Image of page 11

Info icon This preview has intentionally blurred sections. Sign up to view the full version.

View Full Document Right Arrow Icon
Figure 33.3 Evolutionary Innovations of Echinoderms (Part 1)
Image of page 12
Figure 33.3 Evolutionary Innovations of Echinoderms (Part 2)
Image of page 13

Info icon This preview has intentionally blurred sections. Sign up to view the full version.

View Full Document Right Arrow Icon
33.2 What Are the Major Groups of Echinoderms and Hemichordates? Echinoderms have a system of internal calcified plates covered by thin layers of skin and some muscle. The plates fuse to form an internal skeleton.
Image of page 14
33.2 What Are the Major Groups of Echinoderms and Hemichordates? The water vascular system is a network of water-filled canals leading to the tube feet. Functions in gas exchange, locomotion, and feeding. Water enters through the madreporite , which is connected to the ring canal around the esophagus. Other canals radiate out from the ring canal.
Image of page 15
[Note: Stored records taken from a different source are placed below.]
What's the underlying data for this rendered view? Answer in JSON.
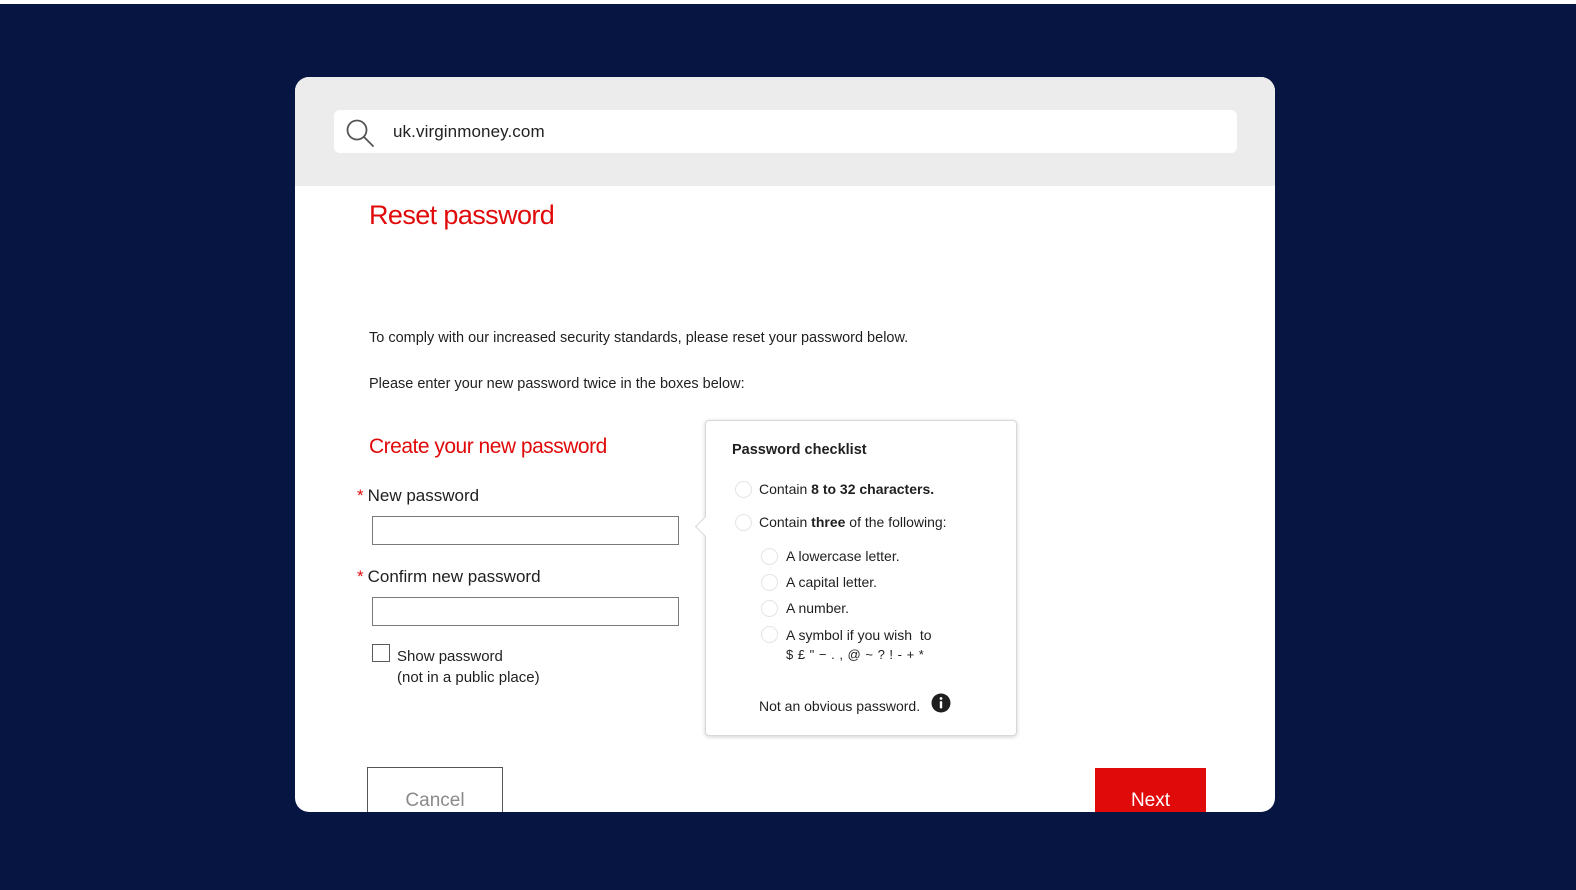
{
  "browser": {
    "url": "uk.virginmoney.com"
  },
  "page": {
    "title": "Reset password",
    "intro": "To comply with our increased security standards, please reset your password below.",
    "instruction": "Please enter your new password twice in the boxes below:",
    "section_title": "Create your new password"
  },
  "form": {
    "required_marker": "*",
    "new_password_label": "New password",
    "new_password_value": "",
    "confirm_password_label": "Confirm new password",
    "confirm_password_value": "",
    "show_password_label": "Show password",
    "show_password_note": "(not in a public place)",
    "show_password_checked": false
  },
  "checklist": {
    "title": "Password checklist",
    "item1_prefix": "Contain ",
    "item1_bold": "8 to 32 characters.",
    "item2_prefix": "Contain ",
    "item2_bold": "three",
    "item2_suffix": " of the following:",
    "sub_items": [
      "A lowercase letter.",
      "A capital letter.",
      "A number.",
      "A symbol if you wish  to"
    ],
    "symbols": "$ £ \" − . , @ ~ ? ! - + *",
    "obvious_note": "Not an obvious password."
  },
  "buttons": {
    "cancel": "Cancel",
    "next": "Next"
  },
  "colors": {
    "background": "#061541",
    "accent": "#e10a0a",
    "browser_bar": "#ececec"
  },
  "icons": {
    "address_bar": "search-icon",
    "obvious_note": "info-icon"
  }
}
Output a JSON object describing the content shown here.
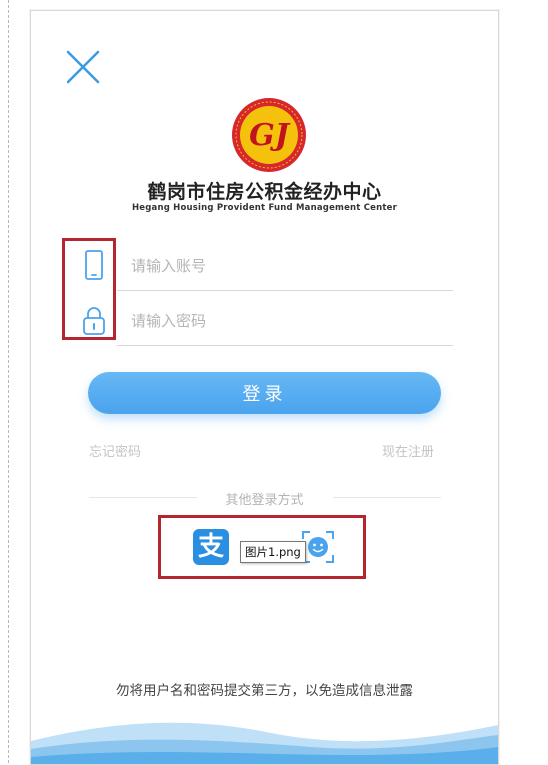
{
  "header": {
    "close_icon": "close-icon"
  },
  "organization": {
    "logo_text": "GJ",
    "name_cn": "鹤岗市住房公积金经办中心",
    "name_en": "Hegang Housing Provident Fund Management Center"
  },
  "form": {
    "account_placeholder": "请输入账号",
    "account_icon": "phone-icon",
    "password_placeholder": "请输入密码",
    "password_icon": "lock-icon",
    "login_label": "登录",
    "forgot_label": "忘记密码",
    "register_label": "现在注册"
  },
  "other_login": {
    "label": "其他登录方式",
    "alipay_icon_text": "支",
    "tooltip": "图片1.png"
  },
  "footer": {
    "disclaimer": "勿将用户名和密码提交第三方，以免造成信息泄露"
  },
  "colors": {
    "primary": "#4aa3ee",
    "highlight": "#b3262e",
    "logo_red": "#d7262d",
    "logo_yellow": "#f4c20d"
  }
}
Info icon This preview has intentionally blurred sections. Sign up to view the full version.

View Full Document Right Arrow Icon
33.2 What Are the Major Groups of Echinoderms and Hemichordates?
Image of page 16
Image of page 17
This is the end of the preview. Sign up to access the rest of the document.

{[ snackBarMessage ]}

What students are saying

  • Left Quote Icon

    As a current student on this bumpy collegiate pathway, I stumbled upon Course Hero, where I can find study resources for nearly all my courses, get online help from tutors 24/7, and even share my old projects, papers, and lecture notes with other students.

    Student Picture

    Kiran Temple University Fox School of Business ‘17, Course Hero Intern

  • Left Quote Icon

    I cannot even describe how much Course Hero helped me this summer. It’s truly become something I can always rely on and help me. In the end, I was not only able to survive summer classes, but I was able to thrive thanks to Course Hero.

    Student Picture

    Dana University of Pennsylvania ‘17, Course Hero Intern

  • Left Quote Icon

    The ability to access any university’s resources through Course Hero proved invaluable in my case. I was behind on Tulane coursework and actually used UCLA’s materials to help me move forward and get everything together on time.

    Student Picture

    Jill Tulane University ‘16, Course Hero Intern